When this happens, it can damage the impeller, wear ring, or sometimes the drive shaft.

Things that get sucked up and can cause these types of damages are small rocks, ropes, debris, and anything else that may be in the water.

The problem could also be that you have a tow rope, or some seaweed wrapped around the drive shaft and this keeps it from spinning properly or may be impeding the flow of water.

Even though there is an intake grate in front of the pump, it simply can’t filter out everything. To learn more about these problems and learn how to remove these objects we recommend this tutorial.

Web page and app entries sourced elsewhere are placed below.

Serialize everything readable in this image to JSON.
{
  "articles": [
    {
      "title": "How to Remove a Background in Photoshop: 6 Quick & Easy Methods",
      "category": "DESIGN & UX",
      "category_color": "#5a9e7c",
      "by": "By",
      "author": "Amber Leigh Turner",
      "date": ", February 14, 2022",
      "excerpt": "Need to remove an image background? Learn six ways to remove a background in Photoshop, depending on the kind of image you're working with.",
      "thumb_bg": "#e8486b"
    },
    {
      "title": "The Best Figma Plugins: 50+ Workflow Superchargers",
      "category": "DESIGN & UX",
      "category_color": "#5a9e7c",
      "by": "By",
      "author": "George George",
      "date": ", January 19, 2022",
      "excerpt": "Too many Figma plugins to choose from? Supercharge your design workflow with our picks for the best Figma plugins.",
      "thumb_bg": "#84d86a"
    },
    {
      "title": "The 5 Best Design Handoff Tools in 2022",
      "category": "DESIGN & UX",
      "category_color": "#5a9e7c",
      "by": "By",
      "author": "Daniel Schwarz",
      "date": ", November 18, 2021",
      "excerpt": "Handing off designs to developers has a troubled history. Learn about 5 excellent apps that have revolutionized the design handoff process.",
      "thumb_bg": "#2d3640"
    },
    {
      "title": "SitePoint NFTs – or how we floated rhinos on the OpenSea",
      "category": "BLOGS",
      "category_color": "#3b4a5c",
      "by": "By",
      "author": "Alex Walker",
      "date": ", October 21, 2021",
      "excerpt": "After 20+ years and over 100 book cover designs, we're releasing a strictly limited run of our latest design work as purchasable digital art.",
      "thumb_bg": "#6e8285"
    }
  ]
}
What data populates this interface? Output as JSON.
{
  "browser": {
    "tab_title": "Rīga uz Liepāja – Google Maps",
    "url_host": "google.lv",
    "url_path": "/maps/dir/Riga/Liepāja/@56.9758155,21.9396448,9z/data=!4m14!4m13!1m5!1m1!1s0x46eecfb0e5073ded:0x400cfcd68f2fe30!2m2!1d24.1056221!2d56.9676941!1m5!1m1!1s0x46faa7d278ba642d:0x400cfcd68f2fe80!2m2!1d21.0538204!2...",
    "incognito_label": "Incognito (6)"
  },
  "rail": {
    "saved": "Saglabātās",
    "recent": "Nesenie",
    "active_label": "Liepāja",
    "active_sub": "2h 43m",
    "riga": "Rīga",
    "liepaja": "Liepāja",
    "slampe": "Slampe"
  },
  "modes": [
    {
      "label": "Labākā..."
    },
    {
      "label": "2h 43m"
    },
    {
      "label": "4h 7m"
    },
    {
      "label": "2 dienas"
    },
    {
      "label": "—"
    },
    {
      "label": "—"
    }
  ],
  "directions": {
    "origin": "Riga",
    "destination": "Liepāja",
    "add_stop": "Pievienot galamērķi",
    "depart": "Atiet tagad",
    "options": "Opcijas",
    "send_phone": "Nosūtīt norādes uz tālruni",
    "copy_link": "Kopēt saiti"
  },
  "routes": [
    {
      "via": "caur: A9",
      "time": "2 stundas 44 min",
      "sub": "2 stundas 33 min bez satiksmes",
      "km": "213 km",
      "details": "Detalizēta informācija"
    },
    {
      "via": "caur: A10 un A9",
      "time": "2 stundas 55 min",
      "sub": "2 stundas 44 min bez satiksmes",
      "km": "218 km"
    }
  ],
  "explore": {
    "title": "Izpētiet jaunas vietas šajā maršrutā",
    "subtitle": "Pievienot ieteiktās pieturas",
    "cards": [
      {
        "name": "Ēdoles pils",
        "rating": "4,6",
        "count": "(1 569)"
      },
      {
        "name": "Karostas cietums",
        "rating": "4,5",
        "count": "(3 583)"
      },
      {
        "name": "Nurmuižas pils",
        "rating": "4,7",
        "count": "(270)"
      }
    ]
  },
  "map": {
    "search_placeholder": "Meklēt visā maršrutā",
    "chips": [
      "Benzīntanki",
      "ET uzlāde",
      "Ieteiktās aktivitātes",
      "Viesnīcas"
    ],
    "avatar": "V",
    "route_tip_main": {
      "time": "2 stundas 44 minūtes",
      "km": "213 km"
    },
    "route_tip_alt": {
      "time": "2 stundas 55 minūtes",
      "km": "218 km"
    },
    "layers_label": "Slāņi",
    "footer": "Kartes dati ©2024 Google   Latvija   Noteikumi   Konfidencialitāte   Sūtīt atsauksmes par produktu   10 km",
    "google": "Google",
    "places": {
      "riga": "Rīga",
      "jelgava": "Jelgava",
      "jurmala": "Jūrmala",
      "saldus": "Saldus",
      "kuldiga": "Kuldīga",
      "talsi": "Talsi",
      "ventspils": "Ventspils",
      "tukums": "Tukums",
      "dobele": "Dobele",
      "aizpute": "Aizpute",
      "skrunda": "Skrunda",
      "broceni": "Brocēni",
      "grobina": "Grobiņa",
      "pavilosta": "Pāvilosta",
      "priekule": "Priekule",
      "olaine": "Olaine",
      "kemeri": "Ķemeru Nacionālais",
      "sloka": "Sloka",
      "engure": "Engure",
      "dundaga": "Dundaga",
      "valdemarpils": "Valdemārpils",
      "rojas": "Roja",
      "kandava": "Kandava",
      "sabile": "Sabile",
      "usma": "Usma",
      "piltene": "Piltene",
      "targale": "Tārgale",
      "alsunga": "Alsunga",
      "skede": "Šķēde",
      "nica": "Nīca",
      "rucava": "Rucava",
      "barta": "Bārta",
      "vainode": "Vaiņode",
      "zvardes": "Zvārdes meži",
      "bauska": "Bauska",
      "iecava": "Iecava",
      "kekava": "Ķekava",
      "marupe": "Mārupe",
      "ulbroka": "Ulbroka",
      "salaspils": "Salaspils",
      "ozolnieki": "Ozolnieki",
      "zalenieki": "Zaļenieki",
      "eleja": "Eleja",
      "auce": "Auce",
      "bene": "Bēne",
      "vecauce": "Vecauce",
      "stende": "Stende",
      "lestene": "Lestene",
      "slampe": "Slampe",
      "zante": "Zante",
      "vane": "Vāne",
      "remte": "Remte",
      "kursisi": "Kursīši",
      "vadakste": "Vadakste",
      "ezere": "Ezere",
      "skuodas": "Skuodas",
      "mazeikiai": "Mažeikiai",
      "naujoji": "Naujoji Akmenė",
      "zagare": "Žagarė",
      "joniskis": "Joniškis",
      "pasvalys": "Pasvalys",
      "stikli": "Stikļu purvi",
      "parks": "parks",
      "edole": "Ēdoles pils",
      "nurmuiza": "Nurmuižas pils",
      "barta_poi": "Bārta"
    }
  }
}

Unfortunately, many of the issues discussed above will require the help of a dealer or repair shop.

Anything having to do with the pump should be taken care of on dry land by a skilled professional, especially if you have break system on your jet ski as those make it more difficult to reach the pump.

8. Water in the Gas

This is something we discussed above, the problem of having water in your gas.

Water can even get into your gasoline at the gas station, but people more commonly get water in their gas from rain. They may not be replacing the gas cap tightly enough or the gas jugs they use get water in them.

Another problem with gas is that it actually expires and that means it goes bad. This happens more quickly than you probably think too. To avoid this, you need to put fuel stabilizer in the gas tank before storing your jet ski for a few months. If you don’t then it’s unlikely that your gas will be good when you try starting your jet ski after a month or two. And when you put the fuel stabilizer in make sure it’s mixed through the entire system.

You need to know which kind of gas to use as well. If you own a high-performance supercharged jet ski, then you have to be more careful. Read your owner’s manual for the manufacturer’s recommendation when it comes to the type of gas to use.

9. Engine & Fuel Line

Aside from everything else we’ve discussed, there are a number of other engine issues that may cause problems during your ride.

If you have a 2-stroke jet ski, you could have a clogged carburetor. This commonly happens if the jet ski has been sitting for a couple of months without a fuel stabilizer.

If the carburetor is clogged it won’t start at all, won’t want to run, or just struggle to run. Take your pick.

You could also be having problems with your fuel line. It’s always important to check your tank as well as your fuel line very carefully for dripping gas as this could cause the engine to explode in a worse case scenario!

If you’re having engine trouble, a reputable professional should take a look at it right away.

10. Supercharger Malfunctions

If your jet ski starts okay and takes off without a problem but there is no way you can get it to go as fast as it usually does, then you could have a bad supercharger.

If this is what’s happening and your jet ski is just doing fewer RPMs, our recommendation would be for you to stop riding until you’ve taken it to a professional who can work on the problem. It is no easy task to repair a supercharger!

If your supercharger is blown, then metal pieces could be in your engine and be doing a lot of damage. A reputable professional will know how to deal with these issues.

Did you know that in many cases the supercharger needs to be rebuilt after every 100 hours of use or after 2 years, whichever comes first? It’s true that prevention is better than the cure, so it would be wise to get your supercharger rebuilt during the recommended period!

* WARNING! If you do not have the proper knowledge, training, experience and tools to handle the repairs above, we highly recommend that you transport your jet ski to a local dealership or a reputable service/repair shop.